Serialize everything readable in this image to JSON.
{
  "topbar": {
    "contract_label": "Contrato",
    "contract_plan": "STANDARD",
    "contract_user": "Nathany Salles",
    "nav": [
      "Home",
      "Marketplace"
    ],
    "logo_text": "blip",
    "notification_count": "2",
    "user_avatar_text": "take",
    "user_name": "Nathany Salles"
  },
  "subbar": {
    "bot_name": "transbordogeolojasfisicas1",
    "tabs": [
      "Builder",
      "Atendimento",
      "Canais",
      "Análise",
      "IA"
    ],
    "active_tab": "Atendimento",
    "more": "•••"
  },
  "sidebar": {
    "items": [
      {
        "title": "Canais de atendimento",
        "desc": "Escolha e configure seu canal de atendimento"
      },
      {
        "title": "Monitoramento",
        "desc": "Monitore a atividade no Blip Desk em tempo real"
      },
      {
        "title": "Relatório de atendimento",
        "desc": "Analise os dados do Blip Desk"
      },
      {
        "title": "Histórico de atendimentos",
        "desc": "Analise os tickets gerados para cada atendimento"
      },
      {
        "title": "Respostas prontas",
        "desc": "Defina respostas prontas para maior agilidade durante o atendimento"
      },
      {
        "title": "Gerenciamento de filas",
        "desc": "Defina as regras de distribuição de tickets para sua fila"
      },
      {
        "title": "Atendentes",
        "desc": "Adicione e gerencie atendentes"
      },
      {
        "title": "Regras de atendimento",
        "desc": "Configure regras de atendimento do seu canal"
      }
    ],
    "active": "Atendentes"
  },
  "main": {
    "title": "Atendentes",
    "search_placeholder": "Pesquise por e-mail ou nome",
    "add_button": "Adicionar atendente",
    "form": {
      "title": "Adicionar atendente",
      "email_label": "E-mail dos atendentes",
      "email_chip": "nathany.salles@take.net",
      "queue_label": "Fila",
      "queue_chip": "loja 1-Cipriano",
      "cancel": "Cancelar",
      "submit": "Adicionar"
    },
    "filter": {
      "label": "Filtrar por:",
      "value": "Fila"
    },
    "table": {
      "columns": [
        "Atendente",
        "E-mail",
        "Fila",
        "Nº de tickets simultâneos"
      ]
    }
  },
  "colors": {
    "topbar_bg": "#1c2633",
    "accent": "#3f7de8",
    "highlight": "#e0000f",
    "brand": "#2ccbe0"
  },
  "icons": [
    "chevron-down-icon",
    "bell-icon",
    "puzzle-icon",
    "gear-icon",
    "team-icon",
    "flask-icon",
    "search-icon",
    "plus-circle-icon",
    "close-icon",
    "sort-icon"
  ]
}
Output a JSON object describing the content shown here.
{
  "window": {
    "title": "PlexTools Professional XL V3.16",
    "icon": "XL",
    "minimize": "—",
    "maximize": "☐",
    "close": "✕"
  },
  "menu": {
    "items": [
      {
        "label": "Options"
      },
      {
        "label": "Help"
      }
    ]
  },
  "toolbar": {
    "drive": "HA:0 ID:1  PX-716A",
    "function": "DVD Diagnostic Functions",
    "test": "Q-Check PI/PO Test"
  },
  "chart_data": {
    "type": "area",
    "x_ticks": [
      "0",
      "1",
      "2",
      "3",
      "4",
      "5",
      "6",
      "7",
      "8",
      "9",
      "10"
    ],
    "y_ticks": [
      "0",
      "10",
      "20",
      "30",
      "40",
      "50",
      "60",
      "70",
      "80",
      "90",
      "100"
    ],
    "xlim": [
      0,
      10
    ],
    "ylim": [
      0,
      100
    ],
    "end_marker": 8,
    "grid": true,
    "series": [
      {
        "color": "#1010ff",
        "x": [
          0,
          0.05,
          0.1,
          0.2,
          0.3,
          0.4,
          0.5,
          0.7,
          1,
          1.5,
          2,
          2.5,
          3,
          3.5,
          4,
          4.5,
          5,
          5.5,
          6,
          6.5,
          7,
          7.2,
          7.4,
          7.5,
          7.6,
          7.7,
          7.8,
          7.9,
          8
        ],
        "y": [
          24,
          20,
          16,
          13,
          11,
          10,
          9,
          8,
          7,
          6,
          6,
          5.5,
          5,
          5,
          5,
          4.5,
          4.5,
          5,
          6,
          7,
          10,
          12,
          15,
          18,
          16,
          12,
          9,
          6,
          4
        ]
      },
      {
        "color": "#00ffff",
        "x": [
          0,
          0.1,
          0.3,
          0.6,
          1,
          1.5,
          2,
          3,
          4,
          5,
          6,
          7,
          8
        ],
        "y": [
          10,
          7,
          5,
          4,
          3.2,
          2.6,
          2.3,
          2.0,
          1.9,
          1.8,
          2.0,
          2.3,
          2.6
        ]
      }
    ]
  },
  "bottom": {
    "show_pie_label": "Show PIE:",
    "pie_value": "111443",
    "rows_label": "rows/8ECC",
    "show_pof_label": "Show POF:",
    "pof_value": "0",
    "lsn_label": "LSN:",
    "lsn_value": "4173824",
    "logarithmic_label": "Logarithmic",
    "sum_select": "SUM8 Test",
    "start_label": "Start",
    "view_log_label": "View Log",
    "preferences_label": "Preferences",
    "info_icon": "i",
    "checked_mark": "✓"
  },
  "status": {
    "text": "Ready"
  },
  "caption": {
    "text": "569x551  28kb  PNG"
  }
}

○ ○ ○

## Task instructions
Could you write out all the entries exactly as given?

## Solution
Serialize everything readable in this image to JSON.
{
  "topbar": {
    "contract_label": "Contrato",
    "contract_plan": "STANDARD",
    "contract_user": "Nathany Salles",
    "nav": [
      "Home",
      "Marketplace"
    ],
    "logo_text": "blip",
    "notification_count": "2",
    "user_avatar_text": "take",
    "user_name": "Nathany Salles"
  },
  "subbar": {
    "bot_name": "transbordogeolojasfisicas1",
    "tabs": [
      "Builder",
      "Atendimento",
      "Canais",
      "Análise",
      "IA"
    ],
    "active_tab": "Atendimento",
    "more": "•••"
  },
  "sidebar": {
    "items": [
      {
        "title": "Canais de atendimento",
        "desc": "Escolha e configure seu canal de atendimento"
      },
      {
        "title": "Monitoramento",
        "desc": "Monitore a atividade no Blip Desk em tempo real"
      },
      {
        "title": "Relatório de atendimento",
        "desc": "Analise os dados do Blip Desk"
      },
      {
        "title": "Histórico de atendimentos",
        "desc": "Analise os tickets gerados para cada atendimento"
      },
      {
        "title": "Respostas prontas",
        "desc": "Defina respostas prontas para maior agilidade durante o atendimento"
      },
      {
        "title": "Gerenciamento de filas",
        "desc": "Defina as regras de distribuição de tickets para sua fila"
      },
      {
        "title": "Atendentes",
        "desc": "Adicione e gerencie atendentes"
      },
      {
        "title": "Regras de atendimento",
        "desc": "Configure regras de atendimento do seu canal"
      }
    ],
    "active": "Atendentes"
  },
  "main": {
    "title": "Atendentes",
    "search_placeholder": "Pesquise por e-mail ou nome",
    "add_button": "Adicionar atendente",
    "form": {
      "title": "Adicionar atendente",
      "email_label": "E-mail dos atendentes",
      "email_chip": "nathany.salles@take.net",
      "queue_label": "Fila",
      "queue_chip": "loja 1-Cipriano",
      "cancel": "Cancelar",
      "submit": "Adicionar"
    },
    "filter": {
      "label": "Filtrar por:",
      "value": "Fila"
    },
    "table": {
      "columns": [
        "Atendente",
        "E-mail",
        "Fila",
        "Nº de tickets simultâneos"
      ]
    }
  },
  "colors": {
    "topbar_bg": "#1c2633",
    "accent": "#3f7de8",
    "highlight": "#e0000f",
    "brand": "#2ccbe0"
  },
  "icons": [
    "chevron-down-icon",
    "bell-icon",
    "puzzle-icon",
    "gear-icon",
    "team-icon",
    "flask-icon",
    "search-icon",
    "plus-circle-icon",
    "close-icon",
    "sort-icon"
  ]
}
Output a JSON object describing the content shown here.
{
  "window": {
    "title": "PlexTools Professional XL V3.16",
    "icon": "XL",
    "minimize": "—",
    "maximize": "☐",
    "close": "✕"
  },
  "menu": {
    "items": [
      {
        "label": "Options"
      },
      {
        "label": "Help"
      }
    ]
  },
  "toolbar": {
    "drive": "HA:0 ID:1  PX-716A",
    "function": "DVD Diagnostic Functions",
    "test": "Q-Check PI/PO Test"
  },
  "chart_data": {
    "type": "area",
    "x_ticks": [
      "0",
      "1",
      "2",
      "3",
      "4",
      "5",
      "6",
      "7",
      "8",
      "9",
      "10"
    ],
    "y_ticks": [
      "0",
      "10",
      "20",
      "30",
      "40",
      "50",
      "60",
      "70",
      "80",
      "90",
      "100"
    ],
    "xlim": [
      0,
      10
    ],
    "ylim": [
      0,
      100
    ],
    "end_marker": 8,
    "grid": true,
    "series": [
      {
        "color": "#1010ff",
        "x": [
          0,
          0.05,
          0.1,
          0.2,
          0.3,
          0.4,
          0.5,
          0.7,
          1,
          1.5,
          2,
          2.5,
          3,
          3.5,
          4,
          4.5,
          5,
          5.5,
          6,
          6.5,
          7,
          7.2,
          7.4,
          7.5,
          7.6,
          7.7,
          7.8,
          7.9,
          8
        ],
        "y": [
          24,
          20,
          16,
          13,
          11,
          10,
          9,
          8,
          7,
          6,
          6,
          5.5,
          5,
          5,
          5,
          4.5,
          4.5,
          5,
          6,
          7,
          10,
          12,
          15,
          18,
          16,
          12,
          9,
          6,
          4
        ]
      },
      {
        "color": "#00ffff",
        "x": [
          0,
          0.1,
          0.3,
          0.6,
          1,
          1.5,
          2,
          3,
          4,
          5,
          6,
          7,
          8
        ],
        "y": [
          10,
          7,
          5,
          4,
          3.2,
          2.6,
          2.3,
          2.0,
          1.9,
          1.8,
          2.0,
          2.3,
          2.6
        ]
      }
    ]
  },
  "bottom": {
    "show_pie_label": "Show PIE:",
    "pie_value": "111443",
    "rows_label": "rows/8ECC",
    "show_pof_label": "Show POF:",
    "pof_value": "0",
    "lsn_label": "LSN:",
    "lsn_value": "4173824",
    "logarithmic_label": "Logarithmic",
    "sum_select": "SUM8 Test",
    "start_label": "Start",
    "view_log_label": "View Log",
    "preferences_label": "Preferences",
    "info_icon": "i",
    "checked_mark": "✓"
  },
  "status": {
    "text": "Ready"
  },
  "caption": {
    "text": "569x551  28kb  PNG"
  }
}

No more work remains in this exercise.